U.S. Attorney General Jeff Sessions today rescinded the Cole Memorandum, which had directed the federal justice department to de-prioritize the prosecution of federal marijuana laws in states where the use of marijuana has been legalized under state law if state enforcement procedures were in line with certain specified law enforcement priorities.
The Executive Director of the Oregon Liquor Control Commission is spreading good cheer this holiday season by issuing a “Winter Holiday Checklist” to all recreational marijuana licensees. The Checklist includes a list of regulatory violations that the OLCC is seeing on a regular basis, and a reminder of the OLCC’s enforcement authority to address these violations. One might criticize the Director for being a bit of a Scrooge by warning licensees that they are subject to investigation and enforcement action (which can include license revocation) for violations of OLCC rules. However, the Director is actually providing an early holiday gift with this Checklist, because he is providing all licensees with advance notice of those areas where the OLCC is going to pay particular attention to confirm compliance. Those areas include the following

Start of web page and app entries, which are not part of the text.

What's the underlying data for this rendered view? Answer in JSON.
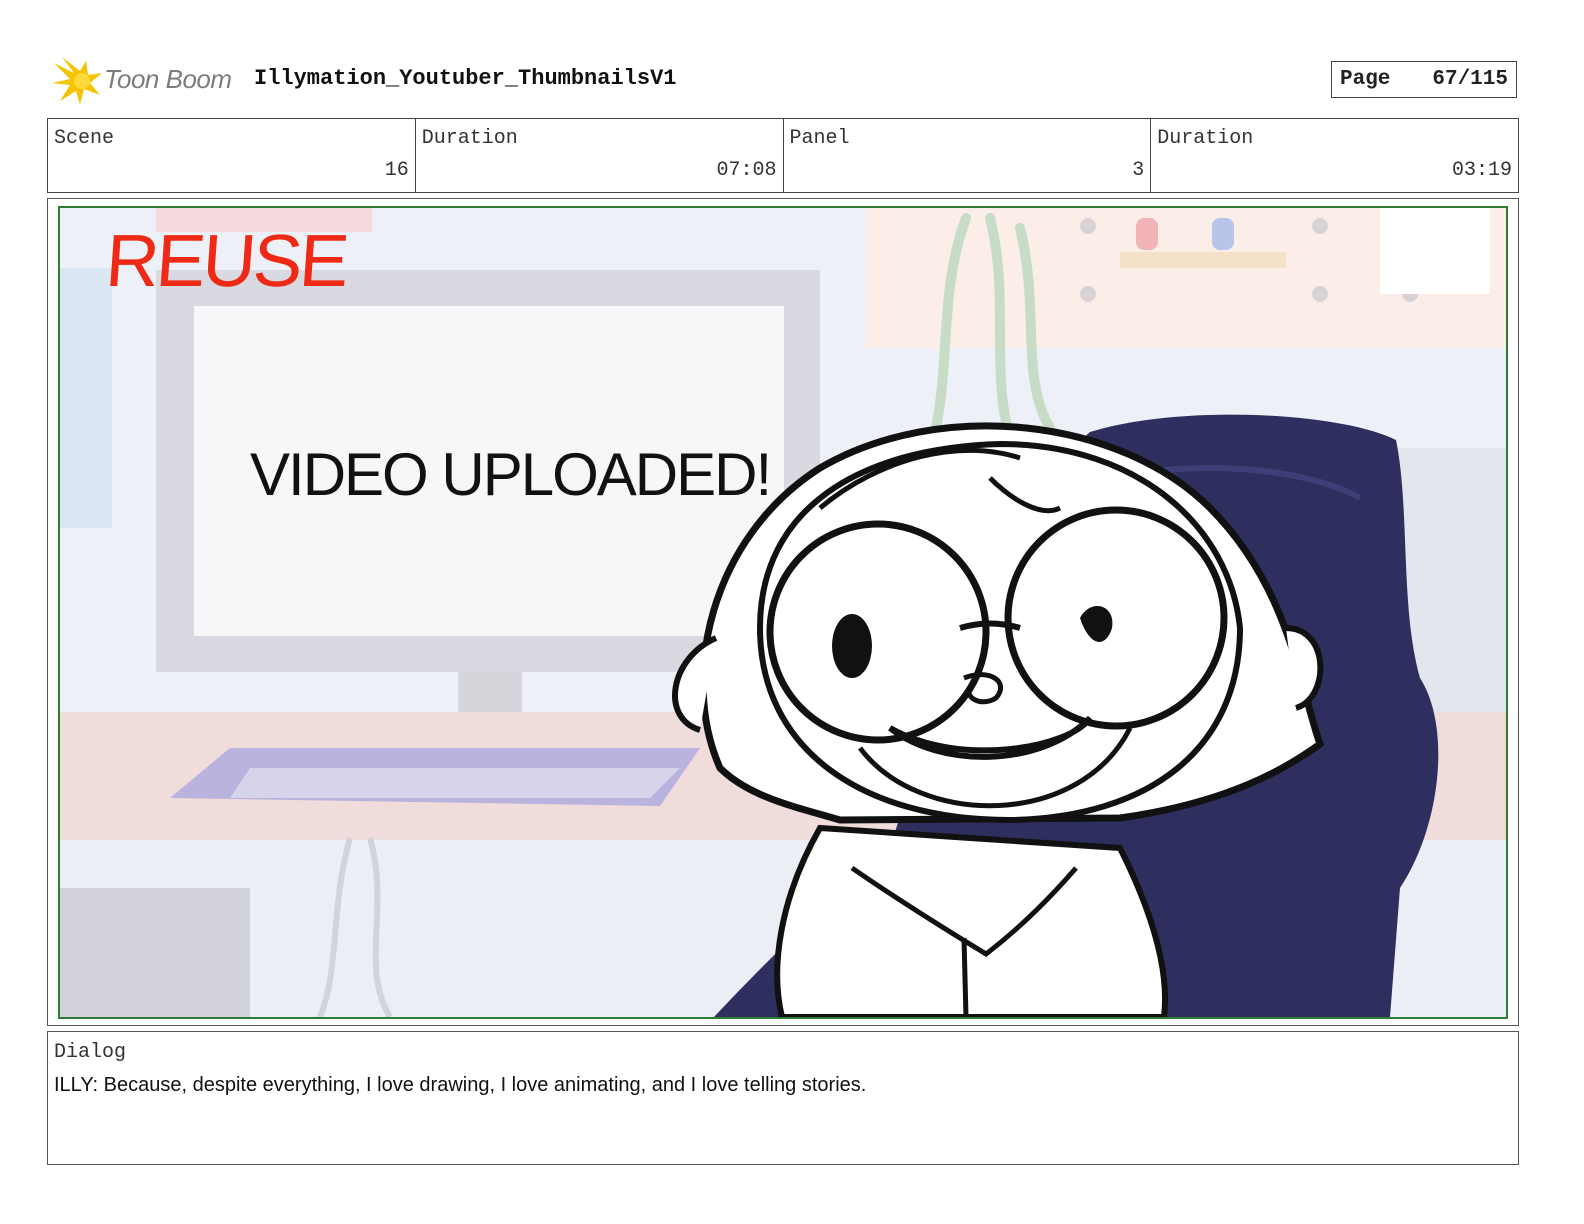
{
  "header": {
    "logo_text": "Toon Boom",
    "project_title": "Illymation_Youtuber_ThumbnailsV1",
    "page_label": "Page",
    "page_value": "67/115"
  },
  "info": {
    "scene_label": "Scene",
    "scene_value": "16",
    "scene_duration_label": "Duration",
    "scene_duration_value": "07:08",
    "panel_label": "Panel",
    "panel_value": "3",
    "panel_duration_label": "Duration",
    "panel_duration_value": "03:19"
  },
  "panel": {
    "reuse_text": "REUSE",
    "screen_text": "VIDEO UPLOADED!",
    "frame_color": "#2e7d32",
    "reuse_color": "#ee2a16"
  },
  "dialog": {
    "label": "Dialog",
    "text": "ILLY: Because, despite everything, I love drawing, I love animating, and I love telling stories."
  },
  "colors": {
    "logo_yellow": "#f5c400",
    "chair_navy": "#2e2f5e"
  }
}
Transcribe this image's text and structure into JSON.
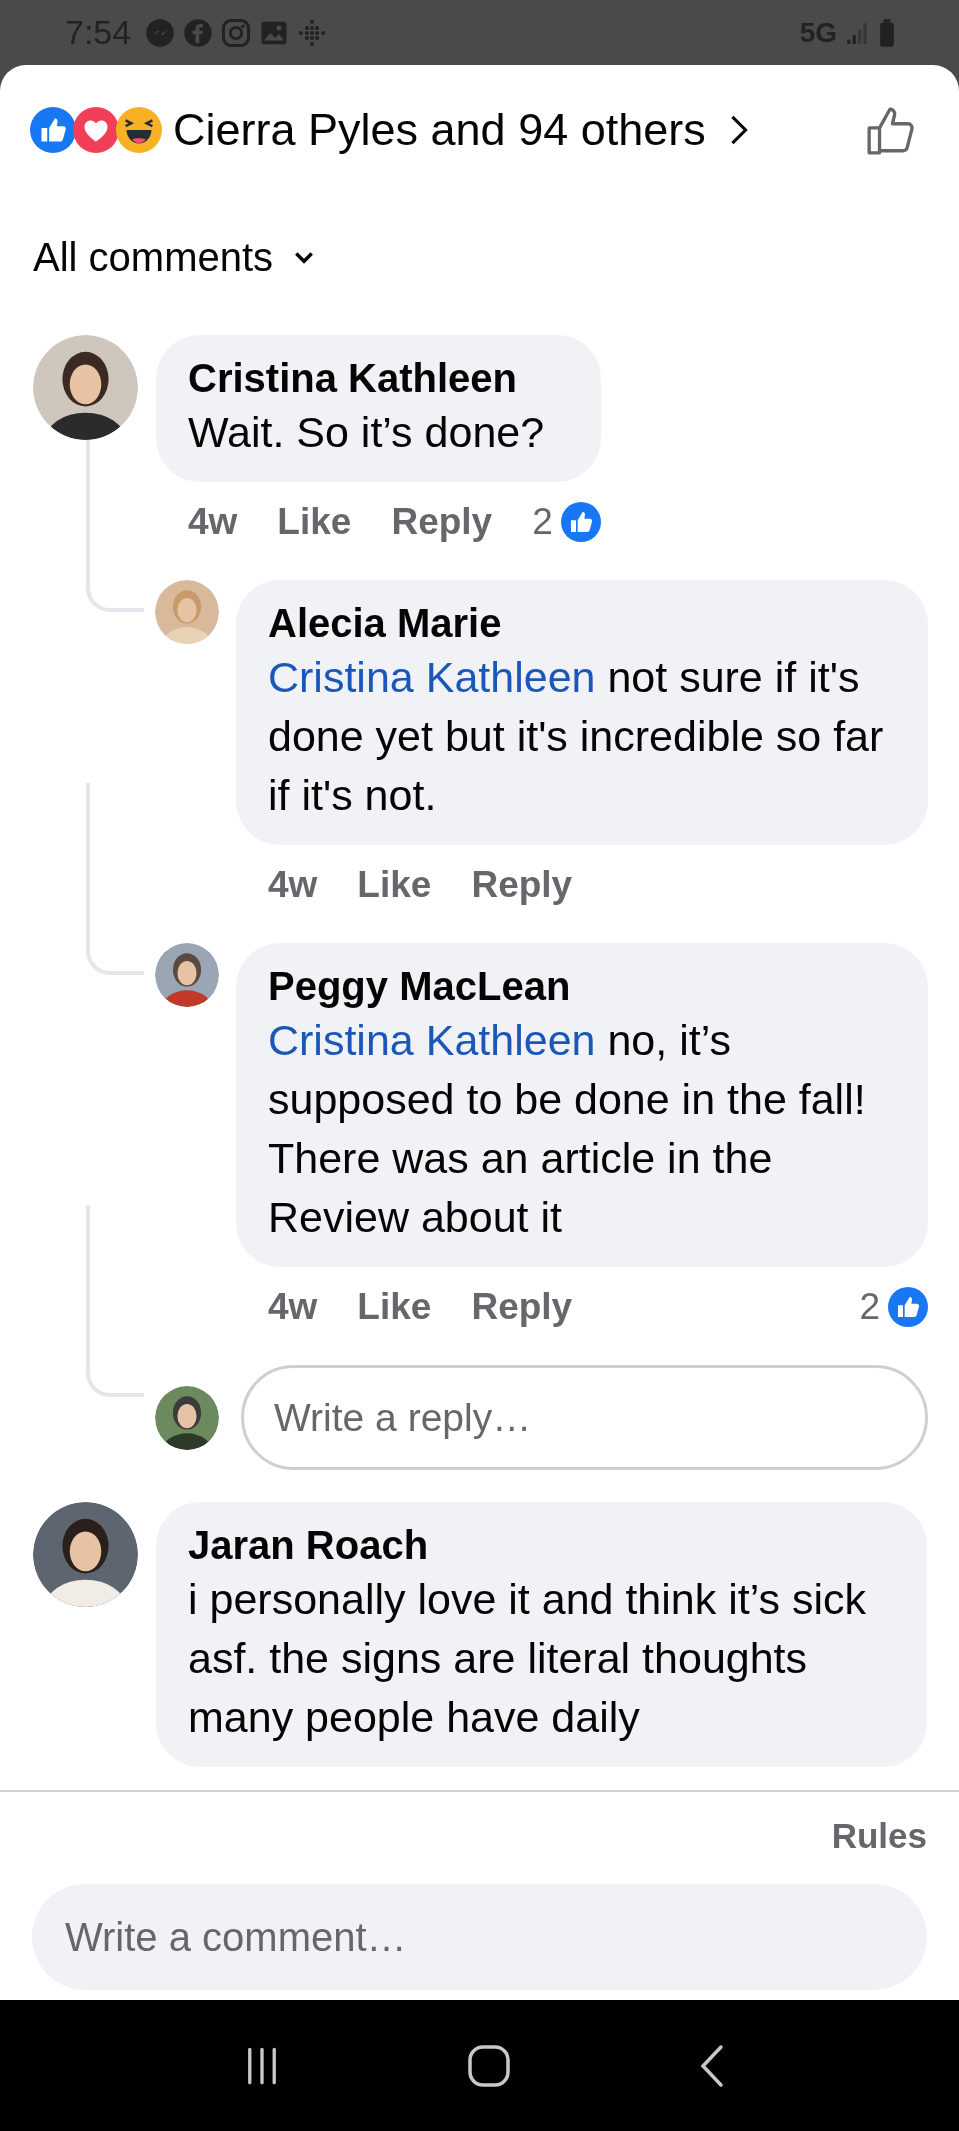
{
  "status_bar": {
    "time": "7:54",
    "network": "5G"
  },
  "reactions": {
    "summary": "Cierra Pyles and 94 others"
  },
  "filter": {
    "label": "All comments"
  },
  "comments": [
    {
      "author": "Cristina Kathleen",
      "text": "Wait. So it’s done?",
      "time": "4w",
      "like": "Like",
      "reply": "Reply",
      "reaction_count": "2",
      "replies": [
        {
          "author": "Alecia Marie",
          "mention": "Cristina Kathleen",
          "text": " not sure if it's done yet but it's incredible so far if it's not.",
          "time": "4w",
          "like": "Like",
          "reply": "Reply"
        },
        {
          "author": "Peggy MacLean",
          "mention": "Cristina Kathleen",
          "text": " no, it’s supposed to be done in the fall! There was an article in the Review about it",
          "time": "4w",
          "like": "Like",
          "reply": "Reply",
          "reaction_count": "2"
        }
      ],
      "reply_field": {
        "placeholder": "Write a reply…"
      }
    },
    {
      "author": "Jaran Roach",
      "text": "i personally love it and think it’s sick asf. the signs are literal thoughts many people have daily"
    }
  ],
  "footer": {
    "rules": "Rules",
    "comment_field": {
      "placeholder": "Write a comment…"
    }
  }
}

A fundamental rule of contract law is that “illegal” contracts are not enforceable. But what constitutes an “illegal contract”? Generally speaking, an illegal contract is one where the performance of the contract results in an illegal act. Illegal contracts are considered “void and unenforceable,” meaning neither party can sue the other party for nonperformance of the contract.
What if a tenant enters into a commercial lease that contemplates illegal activities by the tenant on the property? This is the situation for many tenants who are leasing property for cannabis operations. In many cases, the activity may be properly licensed and permitted under state recreational marijuana laws, but the activity is illegal under federal law (such as the Controlled Substances Act). A recent Arizona Court of Appeals case addressed this issue directly.
All eyes in the medical cannabis industry are watching a December deadline faced by Congress. A short-term funding deal signed into law on September 8 by President Donald Trump not only kept the government running, it also preserved an existing provision known as the Rohrabacher-Blumenauer Amendment that prohibited the Department of Justice from interfering with state medical marijuana laws. That deal will expire on December 8, and Congress will have to approve a new version of the amendment if the protections are to remain in the next spending bill.
The Financial Crimes Enforcement Network (“FinCen”) issued a Marijuana Related Business update in June with data from the first quarter of 2017. FinCen reports that the number of depository institutions that are actively banking marijuana businesses increased to 368 by the end of March of 2017. This is an approximate 22% increase from the end of March 2016. FinCen has received an increasingly large number of suspicious activity reports (“SARs”) from banking institutions for marijuana businesses.
The Washington State Liquor and Cannabis Board (“WSLCB”) recently issued a declaratory order (Order No. 01-2017) finding that the WSLCB is not required to determine that an applicant for a marijuana license is in compliance with all local zoning and land use ordinances prior to granting a license for a marijuana business. Accordingly, applicants and licensees should continue to check with their local jurisdiction to understand the jurisdiction’s zoning and land use regulations. Absent such confirmation, it is possible that an applicant could receive a marijuana license from WSCLB but not be able to operate in its WSLCB-approved location due to a local jurisdiction’s zoning or land use ordinances.
Since its founding in 1966, Garvey Schubert Barer has counseled clients across a broad range of industry sectors. Our attorneys have deep bench experience and significant expertise in both complex legal and business matters. We value innovation and entrepreneurship, and closely monitor industry trends. It is with these values in mind that our firm established the cannabis industry group. Read More ›